Insomnia is the complaint of inadequate sleep; it can be classified according to the nature of sleep disruption and the duration of the complaint. Insomnia is subdivided into difficulty falling asleep (sleep onset insomnia), frequent or sustained awakenings (sleep maintenance insomnia), early morning awakenings (sleep offset insomnia), or persistent sleepiness/fatigue despite sleep of adequate duration (nonrestorative sleep). Similarly, the duration of the symptom influences diagnostic and therapeutic considerations.
Persistent psychophysiologic insomnia is a behavioral disorder in which patients are preoccupied with a perceived inability to sleep adequately at night. This sleep disorder begins like any other acute insomnia; however, the poor sleep habits and sleep-related anxiety ("insomnia phobia") persist long after the initial incident. Such patients become hyperaroused by their own efforts to sleep or by the sleep environment, and the insomnia becomes a conditioned or learned response.
Specific questioning about the occurrence of sleep episodes during normal waking hours, both intentional and unintentional, is necessary to determine the extent of the adverse effects of sleepiness on a patient's daytime function. Specific areas to be addressed include the occurrence of inadvertent sleep episodes while driving or in other safety-related settings, sleepiness while at work or school (and the relationship of sleepiness to work and school performance), and the effect of sleepiness on social and family life.
The term parasomnia refers to abnormal behaviors or experiences that arise from or occur during sleep. A continuum of parasomnias arise from NREM sleep, from brief confusional arousals to sleepwalking and night terrors. The presenting complaint is usually related to the behavior itself, but the parasomnias can disturb sleep continuity or lead to mild impairments in daytime alertness. Two main parasomnias occur in REM sleep: REM sleep behavior disorder (RBD), which will be described below, and nightmare disorder.

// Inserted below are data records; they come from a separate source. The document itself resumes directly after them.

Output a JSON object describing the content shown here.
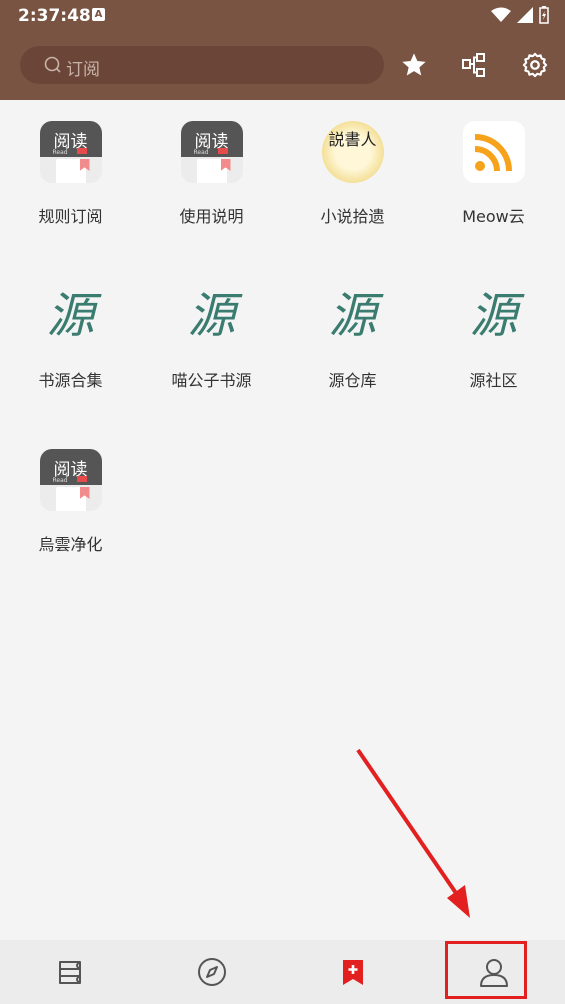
{
  "status_bar": {
    "time": "2:37:48",
    "notification_letter": "A"
  },
  "search": {
    "placeholder": "订阅"
  },
  "toolbar": {
    "icons": [
      "star-icon",
      "group-icon",
      "settings-icon"
    ]
  },
  "subscriptions": [
    {
      "label": "规则订阅",
      "icon": "yuedu-app-icon",
      "icon_title": "阅读",
      "icon_sub": "Read"
    },
    {
      "label": "使用说明",
      "icon": "yuedu-app-icon",
      "icon_title": "阅读",
      "icon_sub": "Read"
    },
    {
      "label": "小说拾遗",
      "icon": "shuoshuren-icon",
      "icon_title": "説書人"
    },
    {
      "label": "Meow云",
      "icon": "rss-icon"
    },
    {
      "label": "书源合集",
      "icon": "yuan-icon",
      "icon_title": "源"
    },
    {
      "label": "喵公子书源",
      "icon": "yuan-icon",
      "icon_title": "源"
    },
    {
      "label": "源仓库",
      "icon": "yuan-icon",
      "icon_title": "源"
    },
    {
      "label": "源社区",
      "icon": "yuan-icon",
      "icon_title": "源"
    },
    {
      "label": "烏雲净化",
      "icon": "yuedu-app-icon",
      "icon_title": "阅读",
      "icon_sub": "Read"
    }
  ],
  "bottom_nav": [
    {
      "name": "bookshelf-icon"
    },
    {
      "name": "discover-icon"
    },
    {
      "name": "rss-bookmark-icon"
    },
    {
      "name": "profile-icon"
    }
  ],
  "colors": {
    "topbar": "#7a5443",
    "accent": "#e32020",
    "yuan_green": "#3a7c70"
  }
}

Circadian Rhythm Sleep Disorders
A subset of patients presenting with either insomnia or hypersomnia may have a disorder of sleep timing rather than sleep generation. Disorders of sleep timing can be either organic (i.e., due to an intrinsic defect in the circadian pacemaker or its input from entraining stimuli) or environmental (i.e., due to a disruption of exposure to entraining stimuli from the environment). Regardless of etiology, the symptoms reflect the influence of the underlying circadian pacemaker on sleep-wake function.

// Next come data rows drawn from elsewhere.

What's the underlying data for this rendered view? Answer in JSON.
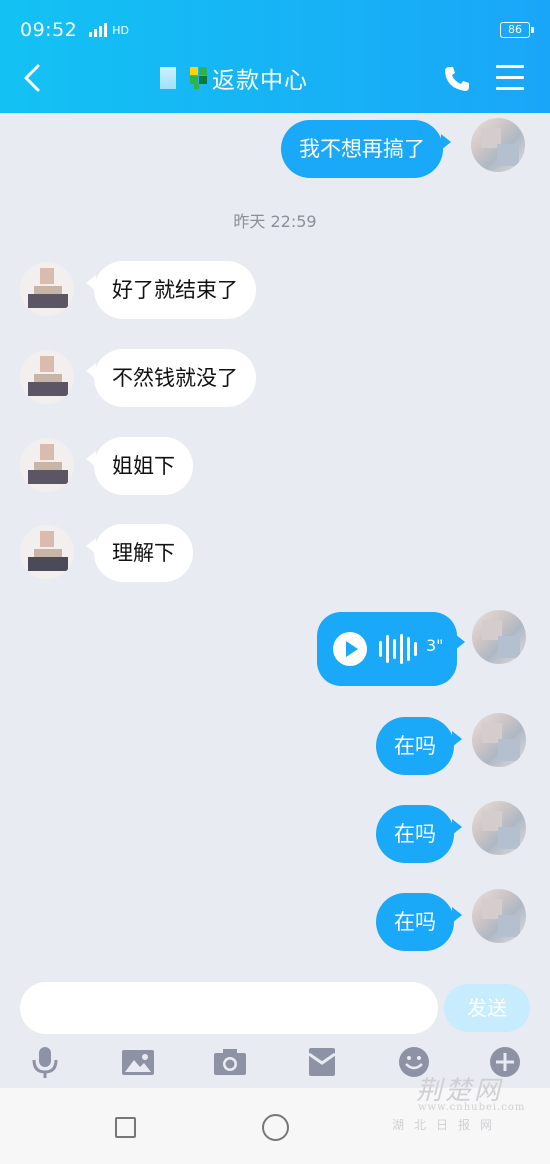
{
  "status_bar": {
    "time": "09:52",
    "network": "HD",
    "battery": "86"
  },
  "header": {
    "title": "返款中心",
    "back_icon": "back-arrow-icon",
    "call_icon": "phone-icon",
    "menu_icon": "menu-icon"
  },
  "messages": [
    {
      "side": "out",
      "type": "text",
      "text": "我不想再搞了"
    },
    {
      "type": "timestamp",
      "text": "昨天 22:59"
    },
    {
      "side": "in",
      "type": "text",
      "text": "好了就结束了"
    },
    {
      "side": "in",
      "type": "text",
      "text": "不然钱就没了"
    },
    {
      "side": "in",
      "type": "text",
      "text": "姐姐下"
    },
    {
      "side": "in",
      "type": "text",
      "text": "理解下"
    },
    {
      "side": "out",
      "type": "voice",
      "duration": "3\""
    },
    {
      "side": "out",
      "type": "text",
      "text": "在吗"
    },
    {
      "side": "out",
      "type": "text",
      "text": "在吗"
    },
    {
      "side": "out",
      "type": "text",
      "text": "在吗"
    }
  ],
  "composer": {
    "input_value": "",
    "send_label": "发送"
  },
  "toolbar_icons": [
    "microphone-icon",
    "image-icon",
    "camera-icon",
    "red-packet-icon",
    "emoji-icon",
    "plus-icon"
  ],
  "watermark": {
    "line1": "荆楚网",
    "line2": "www.cnhubei.com",
    "line3": "湖北日报网"
  },
  "colors": {
    "header_start": "#13c2f3",
    "header_end": "#1aa6f8",
    "bubble_out": "#1aa8f8",
    "bubble_in": "#ffffff",
    "background": "#e9ebf2"
  }
}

Shift-Work Disorder: Treatment
Caffeine is frequently used to promote wakefulness. However, it cannot forestall sleep indefinitely, and it does not shield users from sleep-related performance lapses. Postural changes, exercise, and strategic placement of nap opportunities can sometimes temporarily reduce the risk of fatigue-related performance lapses. Properly timed exposure to bright light can facilitate rapid adaptation to night-shift work.

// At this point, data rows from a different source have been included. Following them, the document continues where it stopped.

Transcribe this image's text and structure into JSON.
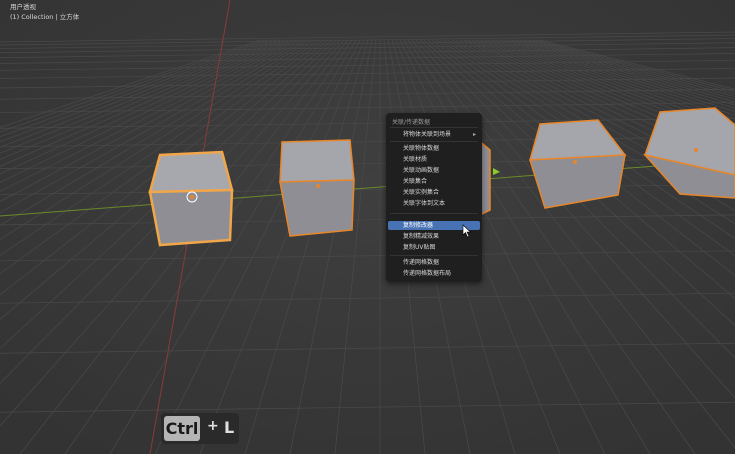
{
  "viewport": {
    "view_name": "用户透视",
    "collection_label": "(1) Collection | 立方体"
  },
  "menu": {
    "title": "关联/传递数据",
    "items": [
      {
        "label": "将物体关联到场景",
        "submenu": "▸"
      },
      {
        "label": "关联物体数据"
      },
      {
        "label": "关联材质"
      },
      {
        "label": "关联动画数据"
      },
      {
        "label": "关联集合"
      },
      {
        "label": "关联实例集合"
      },
      {
        "label": "关联字体到文本"
      },
      {
        "label": "复制修改器",
        "highlighted": true
      },
      {
        "label": "复制精减效果"
      },
      {
        "label": "复制UV贴图"
      },
      {
        "label": "传递网格数据"
      },
      {
        "label": "传递网格数据布局"
      }
    ]
  },
  "shortcut": {
    "ctrl_label": "Ctrl",
    "plus_label": "+",
    "key_label": "L"
  },
  "colors": {
    "background": "#3a3a3a",
    "grid": "#484848",
    "x_axis": "#8a3a3a",
    "y_axis": "#6a8a2a",
    "selection_outline": "#e8862a",
    "active_outline": "#f2a64a",
    "menu_highlight": "#4772b3"
  }
}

While many techniques (e.g.
There are a number of excellent books on the market addressing the role of complementary
and alternative medicine (CAM) in nursing, midwifery and physiotherapy
(Rankin-Box 2001, Tiran 2000, Charman, 2000) which review, in
general, a range of themes relevant to the discipline. As far as possible I have
tried to avoid going over the same ground in this· book, however, there will be
inevitably some overlap. In addition I have assumed that the reader has a prior
level of knowledge covering paediatric, professional and legal issues in nursing.
This report summarizes the presentations and discussion at a work-
shop entitled Sleep Needs, Patterns, and Difficulties of Adolescents, held
on September 22, 1999. The workshop was organized by the Board on
Children, Youth, and Families and the Forum on Adolescence of the Na-
tional Research Council and Institute of Medicine, with funding from the
Carnegie Corporation of New York and the National Institute on Child
Health and Human Development, U.S. Department of Health and Hu-